Other pairs of celebrities who put on major shows of romance, some more convincing than others: Taylor Swift and Tom Hiddleston in the Hiddleston debacle, which was meant to look like something from the cover of a romance paperback, and looked more like an L.L. Bean catalogue; a breezy Bradley Cooper (38) reading Vladimir Nabokov’s Lolita to a zoned-out looking Suki Waterhouse (21) in a Parisian park; Kanye and Kim on a motorcycle, one nakedly rapping about his emotions and the other simply naked, in the video for Bound II; Cara Delevingne and Ashley Benson winkingly hauling a “sex bench” into their newly-shared home. It seems exhausting to convince the public that you’re in fact fucking the specific person you claim you are fucking when you’re a celebrity, the call for proof as bloody as if you were a defendant in a freaky, psychosexual trial. (The easiest way to provide it is, of course, to make a sex-tape, a la Kim and Ray Jay, or Paris Hilton and Rick Solomon.)
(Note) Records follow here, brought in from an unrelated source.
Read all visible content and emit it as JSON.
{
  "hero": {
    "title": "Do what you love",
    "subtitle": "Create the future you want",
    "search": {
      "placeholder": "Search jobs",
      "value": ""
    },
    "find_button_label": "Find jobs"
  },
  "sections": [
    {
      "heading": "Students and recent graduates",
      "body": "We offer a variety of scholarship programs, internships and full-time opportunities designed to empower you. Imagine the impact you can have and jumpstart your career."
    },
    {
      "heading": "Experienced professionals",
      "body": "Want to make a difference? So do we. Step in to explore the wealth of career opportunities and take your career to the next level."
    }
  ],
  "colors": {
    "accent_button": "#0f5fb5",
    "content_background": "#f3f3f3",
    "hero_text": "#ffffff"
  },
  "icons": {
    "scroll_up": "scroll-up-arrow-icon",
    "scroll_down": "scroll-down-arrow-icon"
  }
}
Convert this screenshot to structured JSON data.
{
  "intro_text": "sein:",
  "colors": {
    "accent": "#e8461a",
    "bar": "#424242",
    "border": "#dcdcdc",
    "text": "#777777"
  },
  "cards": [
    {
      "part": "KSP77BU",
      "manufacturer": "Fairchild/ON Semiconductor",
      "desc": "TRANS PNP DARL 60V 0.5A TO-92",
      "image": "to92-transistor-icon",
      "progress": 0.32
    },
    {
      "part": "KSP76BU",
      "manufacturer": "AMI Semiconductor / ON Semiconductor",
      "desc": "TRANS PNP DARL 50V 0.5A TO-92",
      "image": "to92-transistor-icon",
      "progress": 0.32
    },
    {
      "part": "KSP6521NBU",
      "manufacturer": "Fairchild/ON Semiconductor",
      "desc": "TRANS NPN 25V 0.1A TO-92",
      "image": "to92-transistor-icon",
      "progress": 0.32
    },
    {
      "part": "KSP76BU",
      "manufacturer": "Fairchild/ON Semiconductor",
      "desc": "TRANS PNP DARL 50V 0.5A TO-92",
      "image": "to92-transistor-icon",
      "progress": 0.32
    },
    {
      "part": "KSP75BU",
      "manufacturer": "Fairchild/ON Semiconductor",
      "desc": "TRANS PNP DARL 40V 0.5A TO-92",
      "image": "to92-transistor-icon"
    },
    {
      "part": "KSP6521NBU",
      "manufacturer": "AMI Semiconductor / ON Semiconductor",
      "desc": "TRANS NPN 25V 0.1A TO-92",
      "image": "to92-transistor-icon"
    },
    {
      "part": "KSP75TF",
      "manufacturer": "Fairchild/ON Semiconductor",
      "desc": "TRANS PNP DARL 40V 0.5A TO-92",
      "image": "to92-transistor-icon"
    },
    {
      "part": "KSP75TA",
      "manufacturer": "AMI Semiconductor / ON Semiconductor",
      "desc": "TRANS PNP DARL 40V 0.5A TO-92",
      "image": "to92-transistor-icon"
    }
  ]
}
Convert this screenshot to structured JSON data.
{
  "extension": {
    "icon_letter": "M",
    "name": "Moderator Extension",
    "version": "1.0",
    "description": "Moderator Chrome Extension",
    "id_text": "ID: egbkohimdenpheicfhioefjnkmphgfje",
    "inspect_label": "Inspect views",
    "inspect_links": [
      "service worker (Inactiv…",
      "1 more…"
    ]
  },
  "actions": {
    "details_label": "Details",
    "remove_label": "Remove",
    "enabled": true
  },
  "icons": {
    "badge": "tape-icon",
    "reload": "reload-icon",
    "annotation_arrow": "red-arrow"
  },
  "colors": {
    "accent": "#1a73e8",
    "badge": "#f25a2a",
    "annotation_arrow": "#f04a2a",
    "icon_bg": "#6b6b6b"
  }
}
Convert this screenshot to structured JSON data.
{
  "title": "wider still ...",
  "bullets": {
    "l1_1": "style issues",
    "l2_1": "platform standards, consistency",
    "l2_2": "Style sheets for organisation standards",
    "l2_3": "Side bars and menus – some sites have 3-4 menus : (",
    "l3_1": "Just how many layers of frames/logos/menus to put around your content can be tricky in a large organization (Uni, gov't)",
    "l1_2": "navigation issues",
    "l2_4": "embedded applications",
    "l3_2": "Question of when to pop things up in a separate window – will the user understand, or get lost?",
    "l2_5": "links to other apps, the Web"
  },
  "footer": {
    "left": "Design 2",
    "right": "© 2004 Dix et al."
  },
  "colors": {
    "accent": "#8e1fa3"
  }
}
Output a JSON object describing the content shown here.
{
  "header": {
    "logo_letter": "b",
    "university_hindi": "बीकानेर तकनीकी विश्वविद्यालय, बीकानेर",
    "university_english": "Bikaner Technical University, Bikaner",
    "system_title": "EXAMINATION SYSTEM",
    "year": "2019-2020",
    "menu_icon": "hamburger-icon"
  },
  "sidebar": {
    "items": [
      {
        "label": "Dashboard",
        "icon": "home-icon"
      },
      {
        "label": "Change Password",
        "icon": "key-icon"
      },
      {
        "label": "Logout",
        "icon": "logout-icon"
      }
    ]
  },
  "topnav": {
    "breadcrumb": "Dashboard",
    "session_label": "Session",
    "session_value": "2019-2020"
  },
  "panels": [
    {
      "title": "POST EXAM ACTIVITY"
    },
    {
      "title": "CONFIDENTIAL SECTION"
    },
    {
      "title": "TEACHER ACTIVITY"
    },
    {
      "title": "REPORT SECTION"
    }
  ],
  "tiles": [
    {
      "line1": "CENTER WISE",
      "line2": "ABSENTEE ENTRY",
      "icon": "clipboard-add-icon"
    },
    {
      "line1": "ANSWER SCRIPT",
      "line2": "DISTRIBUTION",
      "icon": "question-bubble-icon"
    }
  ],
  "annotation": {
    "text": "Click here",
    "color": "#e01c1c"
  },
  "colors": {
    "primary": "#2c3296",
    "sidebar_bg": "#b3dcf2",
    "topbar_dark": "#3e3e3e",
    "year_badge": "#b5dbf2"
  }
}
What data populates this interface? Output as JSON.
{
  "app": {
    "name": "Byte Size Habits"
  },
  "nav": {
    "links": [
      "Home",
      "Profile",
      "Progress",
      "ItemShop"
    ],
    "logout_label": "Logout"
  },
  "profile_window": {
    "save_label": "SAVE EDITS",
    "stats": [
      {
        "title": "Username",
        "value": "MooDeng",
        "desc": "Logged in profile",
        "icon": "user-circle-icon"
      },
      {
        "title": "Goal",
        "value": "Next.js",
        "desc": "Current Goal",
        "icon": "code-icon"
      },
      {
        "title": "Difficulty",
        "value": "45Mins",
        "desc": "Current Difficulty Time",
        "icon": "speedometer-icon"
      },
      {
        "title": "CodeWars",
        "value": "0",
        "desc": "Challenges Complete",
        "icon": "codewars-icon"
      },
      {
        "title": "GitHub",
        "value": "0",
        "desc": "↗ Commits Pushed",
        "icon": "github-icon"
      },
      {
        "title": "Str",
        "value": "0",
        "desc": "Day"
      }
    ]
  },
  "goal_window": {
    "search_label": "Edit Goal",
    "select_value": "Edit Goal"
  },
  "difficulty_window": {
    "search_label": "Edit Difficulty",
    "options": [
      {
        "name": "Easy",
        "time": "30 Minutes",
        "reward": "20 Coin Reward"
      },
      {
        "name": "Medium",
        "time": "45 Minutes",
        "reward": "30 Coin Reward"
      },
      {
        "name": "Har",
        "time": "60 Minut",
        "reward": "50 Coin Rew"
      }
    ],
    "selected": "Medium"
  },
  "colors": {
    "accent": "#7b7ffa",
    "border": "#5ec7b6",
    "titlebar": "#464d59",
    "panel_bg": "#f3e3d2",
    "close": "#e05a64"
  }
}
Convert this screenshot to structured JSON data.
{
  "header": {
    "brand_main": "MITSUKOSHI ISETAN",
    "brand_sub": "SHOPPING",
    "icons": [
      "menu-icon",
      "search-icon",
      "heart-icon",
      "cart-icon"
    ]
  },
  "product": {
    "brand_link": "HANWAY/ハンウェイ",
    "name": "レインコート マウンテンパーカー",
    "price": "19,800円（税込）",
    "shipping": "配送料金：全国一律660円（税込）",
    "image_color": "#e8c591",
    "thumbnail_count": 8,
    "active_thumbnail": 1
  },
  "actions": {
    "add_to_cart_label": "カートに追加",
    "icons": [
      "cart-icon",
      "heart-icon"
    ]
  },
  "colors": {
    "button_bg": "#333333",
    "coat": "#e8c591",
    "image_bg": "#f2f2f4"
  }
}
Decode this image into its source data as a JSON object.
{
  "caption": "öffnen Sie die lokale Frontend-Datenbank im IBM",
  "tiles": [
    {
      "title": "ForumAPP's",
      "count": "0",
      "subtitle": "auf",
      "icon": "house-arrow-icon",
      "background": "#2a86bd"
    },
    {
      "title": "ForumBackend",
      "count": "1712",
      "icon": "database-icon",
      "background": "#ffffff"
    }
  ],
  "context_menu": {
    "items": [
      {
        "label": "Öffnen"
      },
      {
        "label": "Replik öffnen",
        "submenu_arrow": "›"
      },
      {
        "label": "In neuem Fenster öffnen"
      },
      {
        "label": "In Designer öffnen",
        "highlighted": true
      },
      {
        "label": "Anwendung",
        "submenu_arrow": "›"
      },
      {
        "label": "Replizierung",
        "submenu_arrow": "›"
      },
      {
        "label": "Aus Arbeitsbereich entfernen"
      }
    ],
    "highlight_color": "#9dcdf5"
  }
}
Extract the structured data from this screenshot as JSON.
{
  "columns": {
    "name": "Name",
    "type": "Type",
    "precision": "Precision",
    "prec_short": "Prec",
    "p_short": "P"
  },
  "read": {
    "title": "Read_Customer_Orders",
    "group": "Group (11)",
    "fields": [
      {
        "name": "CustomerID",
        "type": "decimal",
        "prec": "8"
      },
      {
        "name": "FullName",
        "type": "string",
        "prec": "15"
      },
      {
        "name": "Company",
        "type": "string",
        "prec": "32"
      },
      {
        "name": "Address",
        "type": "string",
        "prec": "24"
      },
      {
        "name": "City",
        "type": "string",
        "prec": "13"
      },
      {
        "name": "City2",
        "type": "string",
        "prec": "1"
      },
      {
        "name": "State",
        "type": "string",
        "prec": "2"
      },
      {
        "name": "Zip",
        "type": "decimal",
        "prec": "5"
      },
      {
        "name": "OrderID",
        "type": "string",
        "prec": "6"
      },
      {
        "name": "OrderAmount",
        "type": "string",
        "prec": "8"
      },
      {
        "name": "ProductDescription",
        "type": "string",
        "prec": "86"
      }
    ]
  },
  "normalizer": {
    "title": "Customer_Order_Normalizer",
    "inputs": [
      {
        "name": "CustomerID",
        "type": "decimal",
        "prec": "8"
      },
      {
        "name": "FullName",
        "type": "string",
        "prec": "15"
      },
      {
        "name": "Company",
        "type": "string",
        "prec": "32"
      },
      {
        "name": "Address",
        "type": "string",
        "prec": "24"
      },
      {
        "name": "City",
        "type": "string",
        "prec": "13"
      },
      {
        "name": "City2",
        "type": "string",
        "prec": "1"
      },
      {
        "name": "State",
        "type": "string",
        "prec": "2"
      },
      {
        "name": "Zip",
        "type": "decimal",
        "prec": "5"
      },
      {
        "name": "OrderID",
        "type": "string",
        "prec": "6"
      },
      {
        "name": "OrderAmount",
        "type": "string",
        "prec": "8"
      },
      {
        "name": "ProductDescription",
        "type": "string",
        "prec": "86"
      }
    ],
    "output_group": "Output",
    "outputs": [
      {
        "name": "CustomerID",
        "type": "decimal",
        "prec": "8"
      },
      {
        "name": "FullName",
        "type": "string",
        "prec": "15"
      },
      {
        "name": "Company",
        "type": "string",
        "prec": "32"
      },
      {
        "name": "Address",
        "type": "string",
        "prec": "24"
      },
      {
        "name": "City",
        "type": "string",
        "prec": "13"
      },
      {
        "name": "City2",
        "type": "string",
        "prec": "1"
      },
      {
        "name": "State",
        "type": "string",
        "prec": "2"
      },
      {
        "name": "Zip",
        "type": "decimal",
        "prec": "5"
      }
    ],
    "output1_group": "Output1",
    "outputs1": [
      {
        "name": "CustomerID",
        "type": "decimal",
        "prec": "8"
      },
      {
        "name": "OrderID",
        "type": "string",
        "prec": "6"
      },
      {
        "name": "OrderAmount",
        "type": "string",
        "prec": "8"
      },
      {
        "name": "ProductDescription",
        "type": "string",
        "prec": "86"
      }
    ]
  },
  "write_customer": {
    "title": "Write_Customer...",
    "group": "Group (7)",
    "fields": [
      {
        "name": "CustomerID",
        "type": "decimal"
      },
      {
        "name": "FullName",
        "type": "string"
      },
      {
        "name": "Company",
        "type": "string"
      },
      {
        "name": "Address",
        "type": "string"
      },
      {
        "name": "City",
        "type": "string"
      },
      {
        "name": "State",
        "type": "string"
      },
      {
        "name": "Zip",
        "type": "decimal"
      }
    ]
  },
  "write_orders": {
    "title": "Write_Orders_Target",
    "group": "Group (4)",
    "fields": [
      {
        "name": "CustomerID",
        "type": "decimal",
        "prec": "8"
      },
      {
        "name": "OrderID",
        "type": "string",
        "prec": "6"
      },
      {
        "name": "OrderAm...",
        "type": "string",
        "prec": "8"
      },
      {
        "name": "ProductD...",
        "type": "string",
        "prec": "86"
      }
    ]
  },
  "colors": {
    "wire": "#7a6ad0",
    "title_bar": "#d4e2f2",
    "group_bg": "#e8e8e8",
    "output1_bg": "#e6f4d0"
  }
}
It would be impossible to talk about so-called celebrity “showmances,” — usually taken to mean romances set up for PR, although I prefer to also see it as the right name for a romance whose famous participants put on a show of love in general — without talking about “Robsten,” the former union of two of our greatest millennial actors, Robert Pattinson and Kristen Stewart. Hardly showy, and more inclined to seek shelter than to court the paparazzi, they nevertheless spent their five-year off-and-on relationship dogged by numerous accusations of foul play. Whether or not the two were actually in love, they were in the news between 2008 and 2013 roughly as often as, say, Barack Obama, or Four Loko. Wearing one of Pattinson’s old T-shirts in a 2019 shoot with Collier Schorr, Stewart sent a double message with the slogan on the T-shirt — GET OFF MY DICK — and with the obvious, much-photographed origins of the T-shirt itself. “We’re over it,” she seemed to say, “so why aren’t you?” It was a big, self-aware gesture, made for an entirely different reason than the purchase of a sex-bench, or a new and very public love of Nabokov.
“The star is the anterior of cyberspace,” Masha Tupitsyn writes, in Laconia: 1,200 Tweets on Film. “Whatever they say gets blasted into the ether every which way. It’s a dangerous way to live. Dangerous because the star’s life and body are always on the market.” No famous family now is closer to the idea of constructed reality than the Kardashians, just as no family’s lives and bodies are as present on the market. Is it any wonder that even when their relationships are real, they go to unreal lengths to mark them? Kylie Jenner’s sea of roses might have looked a little frightening to a person unused to having to telegraph their love affairs on the same giant scale as the Kardashian family also tend to telegraph their curves. To a celebrity, it probably looked like any old Tuesday. Joseph E. Levine, the famous Hollywood producer who made just shy of 500 films between the 40s and the 80s, may have summed up the importance of illusion in the life of a celebrity the best: “You can fool all of the people all of the time,” he grinned, “so long the advertising is good.”
This article originally appeared on i-D UK.